"Throughout the royal commission we heard clearly that our actions need to change to meet the expectations of our customers and the community," Ms Cook said, noting the bank had set up a remediation program for affected customers.
Last year, NAB told the royal commission that it expected to pay out "at the lower end of the range of $9 million to $23m" in relation to the program.
The introducer program was recently killed off by NAB acting chief executive and incoming chairman Phil Chronican, who took over from Andrew Thorburn and Ken Henry when the duo resigned in the wake of a shellacking by Mr Hayne in his final report.
The program was shut off to new referrals and by October will no longer exist.
The ASIC action marks the first major court action stemming from a royal commission referral, and the regulator has flagged it has almost 50 more in the pipeline.
Last month ASIC lodged a claim in the Federal Court stemming from the royal commission, alleging ANZ stung customers for more than $50 million as it charged fees to which it was not entitled for nearly 13 years.
NAB reported the fraud ring in western Sydney to police and sacked or showed the door to 21 bankers involved in the scandal, while 100 introducers had their agreements terminated.
However, documents released by the royal commission showed NAB knew about the western Sydney scandal in November 2015, at least three months before it reported the breach to the regulator, far longer than the 10-day window required by law.
NAB's own review of the fraud ring found that bankers were "double-dipping" on bonuses by duplicating and post-dating deals.
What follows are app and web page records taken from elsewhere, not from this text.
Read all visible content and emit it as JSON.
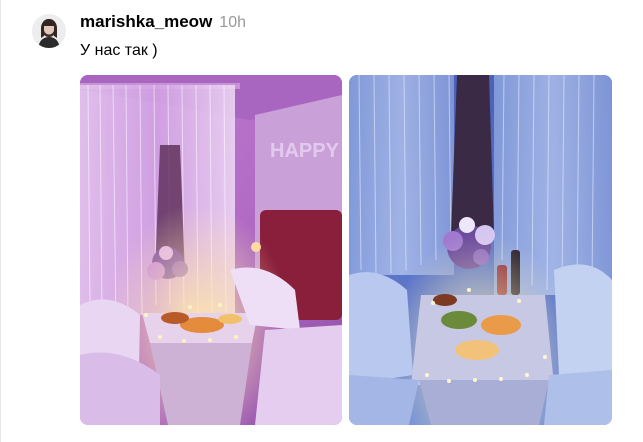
{
  "post": {
    "username": "marishka_meow",
    "timestamp": "10h",
    "text": "У нас так )",
    "images": [
      {
        "name": "train-compartment-left",
        "dominant_color": "#b56cc4"
      },
      {
        "name": "train-compartment-right",
        "dominant_color": "#5a74c8"
      }
    ]
  },
  "colors": {
    "username": "#000000",
    "timestamp": "#999999",
    "divider": "#e6e6e6"
  }
}
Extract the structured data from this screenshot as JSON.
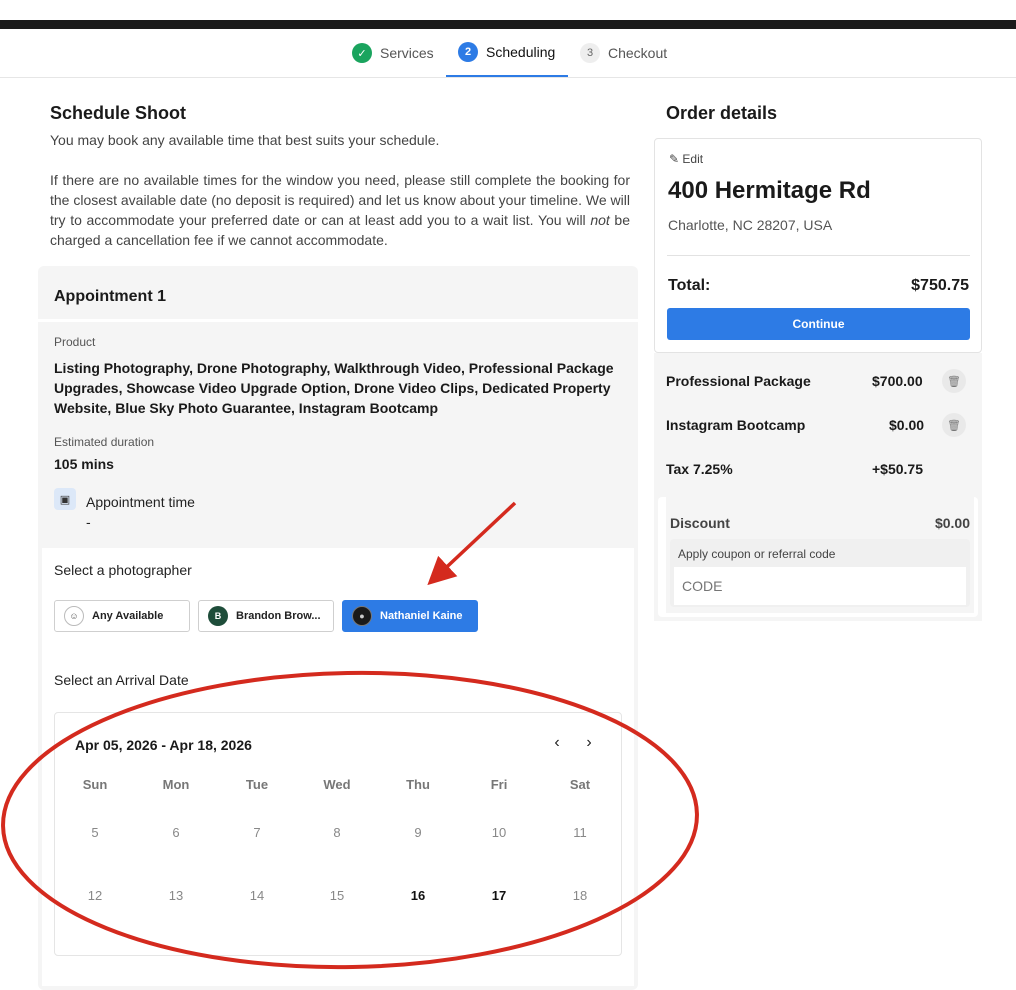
{
  "stepper": {
    "steps": [
      {
        "num": "✓",
        "label": "Services"
      },
      {
        "num": "2",
        "label": "Scheduling"
      },
      {
        "num": "3",
        "label": "Checkout"
      }
    ]
  },
  "schedule": {
    "title": "Schedule Shoot",
    "subtitle": "You may book any available time that best suits your schedule.",
    "para_before": "If there are no available times for the window you need, please still complete the booking for the closest available date (no deposit is required) and let us know about your timeline. We will try to accommodate your preferred date or can at least add you to a wait list. You will ",
    "para_emphasis": "not",
    "para_after": " be charged a cancellation fee if we cannot accommodate."
  },
  "appointment": {
    "title": "Appointment 1",
    "product_label": "Product",
    "product_value": "Listing Photography, Drone Photography, Walkthrough Video, Professional Package Upgrades, Showcase Video Upgrade Option, Drone Video Clips, Dedicated Property Website, Blue Sky Photo Guarantee, Instagram Bootcamp",
    "duration_label": "Estimated duration",
    "duration_value": "105 mins",
    "time_label": "Appointment time",
    "time_value": "-"
  },
  "photographer": {
    "label": "Select a photographer",
    "options": [
      {
        "avatar": "",
        "name": "Any Available"
      },
      {
        "avatar": "B",
        "name": "Brandon Brow..."
      },
      {
        "avatar": "",
        "name": "Nathaniel Kaine",
        "selected": true
      }
    ]
  },
  "calendar": {
    "label": "Select an Arrival Date",
    "range": "Apr 05, 2026 - Apr 18, 2026",
    "weekdays": [
      "Sun",
      "Mon",
      "Tue",
      "Wed",
      "Thu",
      "Fri",
      "Sat"
    ],
    "week1": [
      "5",
      "6",
      "7",
      "8",
      "9",
      "10",
      "11"
    ],
    "week2": [
      "12",
      "13",
      "14",
      "15",
      "16",
      "17",
      "18"
    ],
    "available_days": [
      "16",
      "17"
    ]
  },
  "order": {
    "title": "Order details",
    "edit_label": "Edit",
    "address": "400 Hermitage Rd",
    "city": "Charlotte, NC 28207, USA",
    "total_label": "Total:",
    "total_value": "$750.75",
    "continue_label": "Continue",
    "items": [
      {
        "name": "Professional Package",
        "price": "$700.00"
      },
      {
        "name": "Instagram Bootcamp",
        "price": "$0.00"
      }
    ],
    "tax_label": "Tax 7.25%",
    "tax_value": "+$50.75",
    "discount_label": "Discount",
    "discount_value": "$0.00",
    "coupon_label": "Apply coupon or referral code",
    "coupon_placeholder": "CODE"
  },
  "annotation": {
    "color": "#d42a1e"
  },
  "colors": {
    "accent": "#2d7be5",
    "success": "#1aa45e"
  }
}
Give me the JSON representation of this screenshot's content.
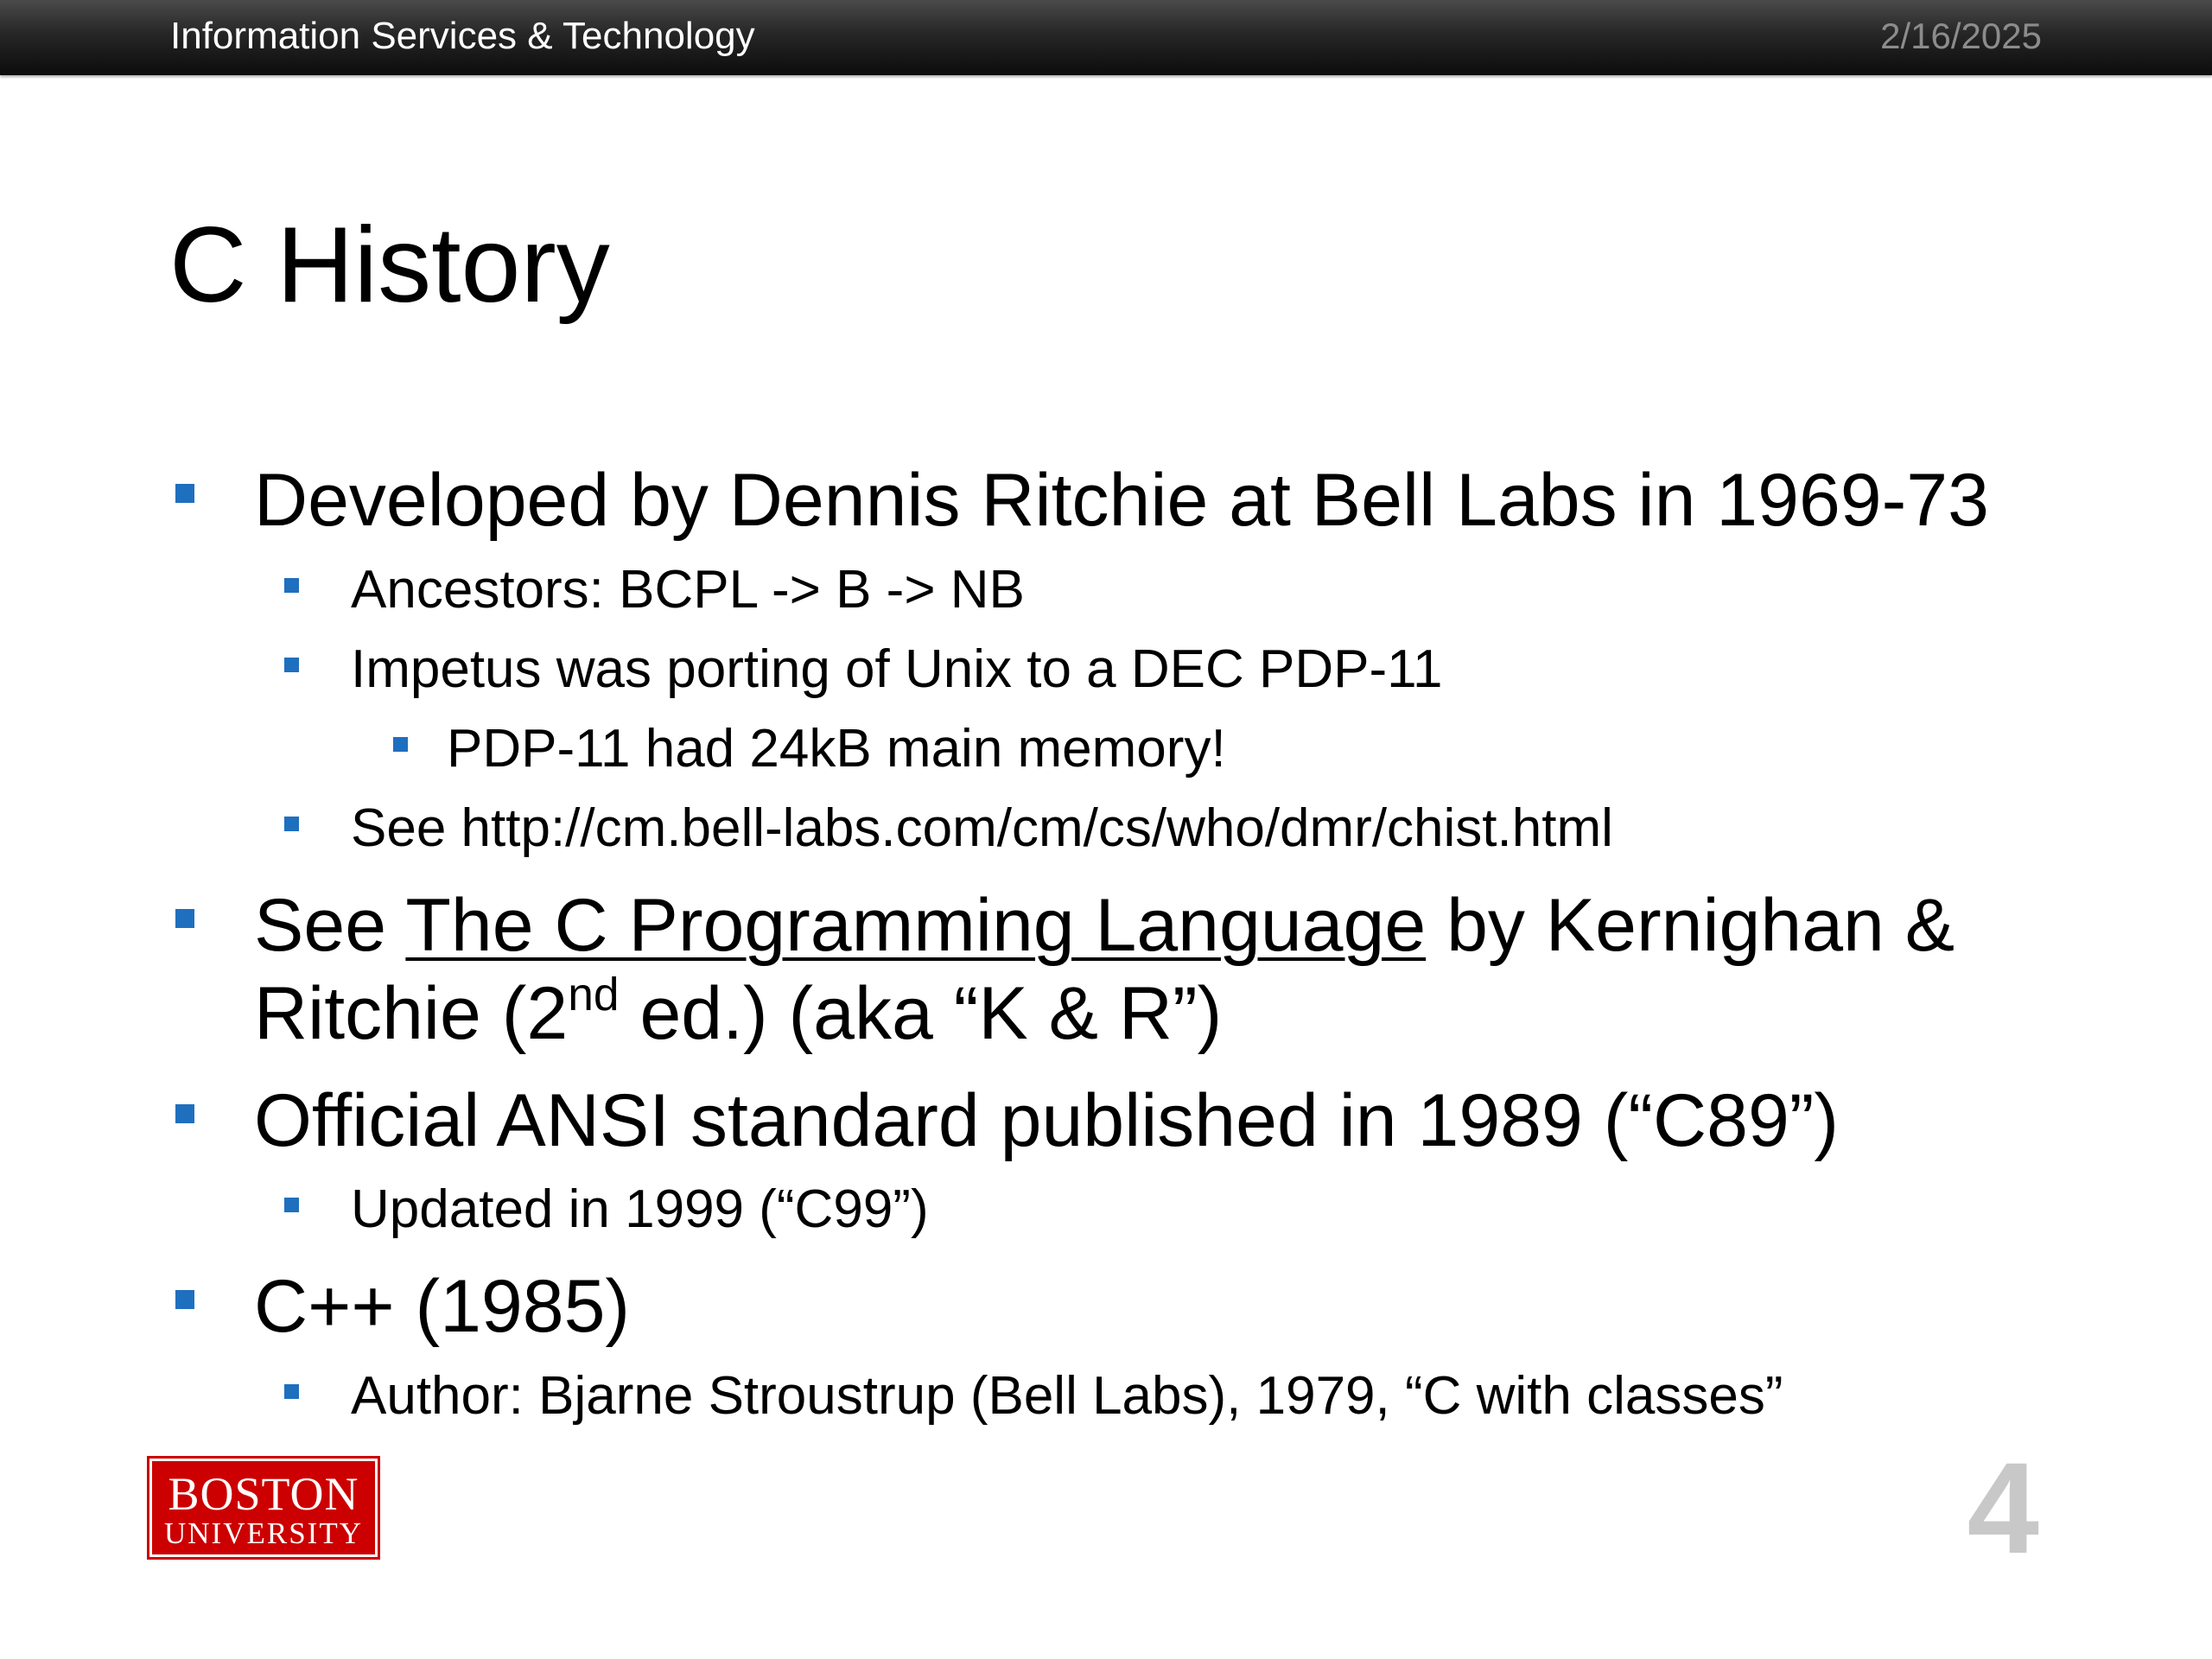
{
  "header": {
    "org_name": "Information Services & Technology",
    "date": "2/16/2025"
  },
  "slide": {
    "title": "C History",
    "page_number": "4"
  },
  "bullets": {
    "b1": "Developed by Dennis Ritchie at Bell Labs in 1969-73",
    "b1_1": "Ancestors: BCPL -> B -> NB",
    "b1_2": "Impetus was porting of Unix to a DEC PDP-11",
    "b1_2_1": "PDP-11 had 24kB main memory!",
    "b1_3": "See http://cm.bell-labs.com/cm/cs/who/dmr/chist.html",
    "b2_see": "See",
    "b2_book": "The C Programming Language",
    "b2_by": "by Kernighan &",
    "b2_line2_pre": "Ritchie (2",
    "b2_sup": "nd",
    "b2_line2_post": "ed.) (aka “K & R”)",
    "b3": "Official ANSI standard published in 1989 (“C89”)",
    "b3_1": "Updated in 1999 (“C99”)",
    "b4": "C++ (1985)",
    "b4_1": "Author: Bjarne Stroustrup (Bell Labs), 1979, “C with classes”"
  },
  "logo": {
    "line1": "BOSTON",
    "line2": "UNIVERSITY"
  },
  "colors": {
    "bullet_marker": "#1f6fbf",
    "logo_red": "#cc0000",
    "header_dark": "#1a1a1a",
    "date_gray": "#8c8c8c",
    "page_number_gray": "#c8c8c8"
  }
}
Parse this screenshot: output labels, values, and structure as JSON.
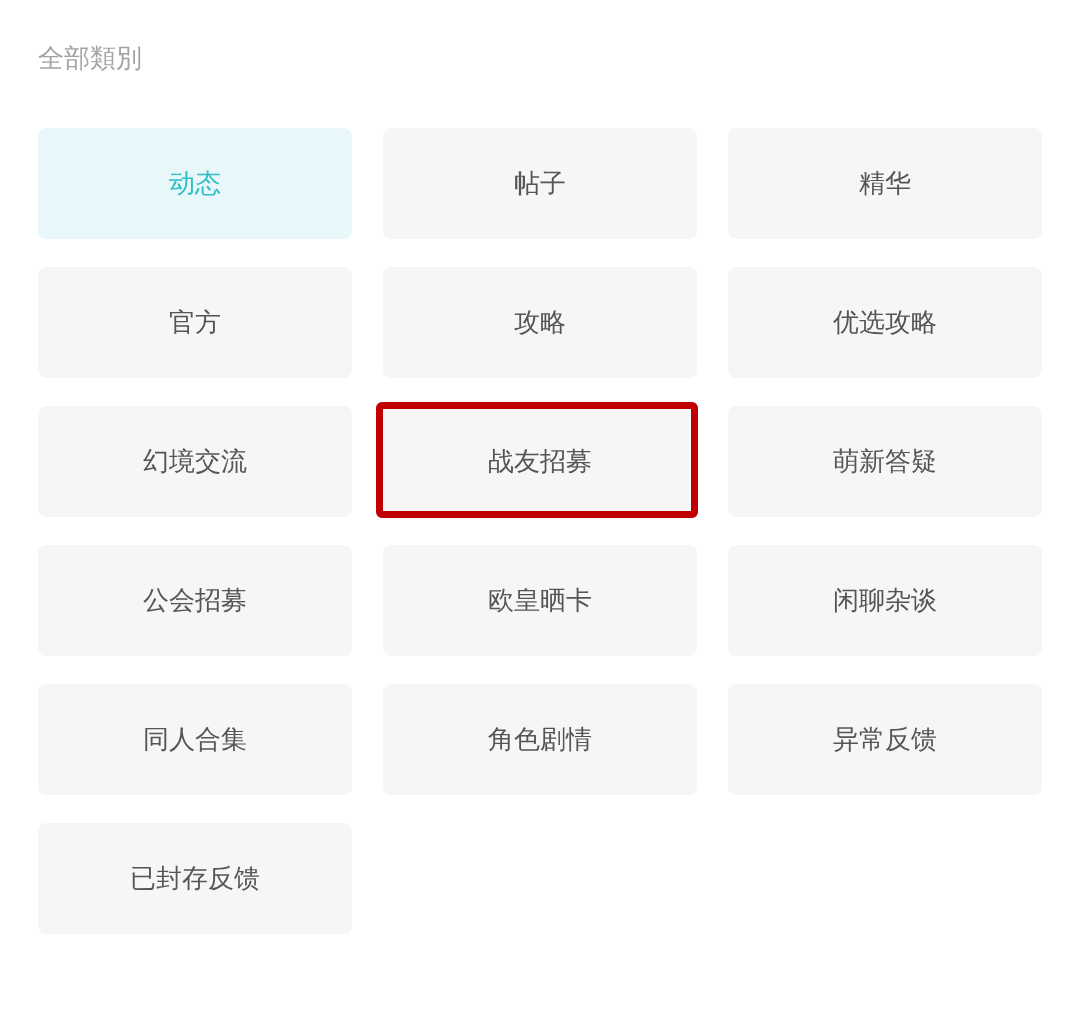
{
  "header": {
    "title": "全部類別"
  },
  "categories": [
    {
      "label": "动态",
      "selected": true,
      "highlighted": false
    },
    {
      "label": "帖子",
      "selected": false,
      "highlighted": false
    },
    {
      "label": "精华",
      "selected": false,
      "highlighted": false
    },
    {
      "label": "官方",
      "selected": false,
      "highlighted": false
    },
    {
      "label": "攻略",
      "selected": false,
      "highlighted": false
    },
    {
      "label": "优选攻略",
      "selected": false,
      "highlighted": false
    },
    {
      "label": "幻境交流",
      "selected": false,
      "highlighted": false
    },
    {
      "label": "战友招募",
      "selected": false,
      "highlighted": true
    },
    {
      "label": "萌新答疑",
      "selected": false,
      "highlighted": false
    },
    {
      "label": "公会招募",
      "selected": false,
      "highlighted": false
    },
    {
      "label": "欧皇晒卡",
      "selected": false,
      "highlighted": false
    },
    {
      "label": "闲聊杂谈",
      "selected": false,
      "highlighted": false
    },
    {
      "label": "同人合集",
      "selected": false,
      "highlighted": false
    },
    {
      "label": "角色剧情",
      "selected": false,
      "highlighted": false
    },
    {
      "label": "异常反馈",
      "selected": false,
      "highlighted": false
    },
    {
      "label": "已封存反馈",
      "selected": false,
      "highlighted": false
    }
  ]
}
It also found "kickbacks" between bankers and introducers, who also receive commissions for bringing borrowers to the bank.
NAB also missed "early warning signs" of fraudulent mortgage applications including "inflated salaries" for borrowers with mundane jobs, and out-of-kilter asset valuations and rental appraisals.
This story originally appeared on The Australian and is republished with permission.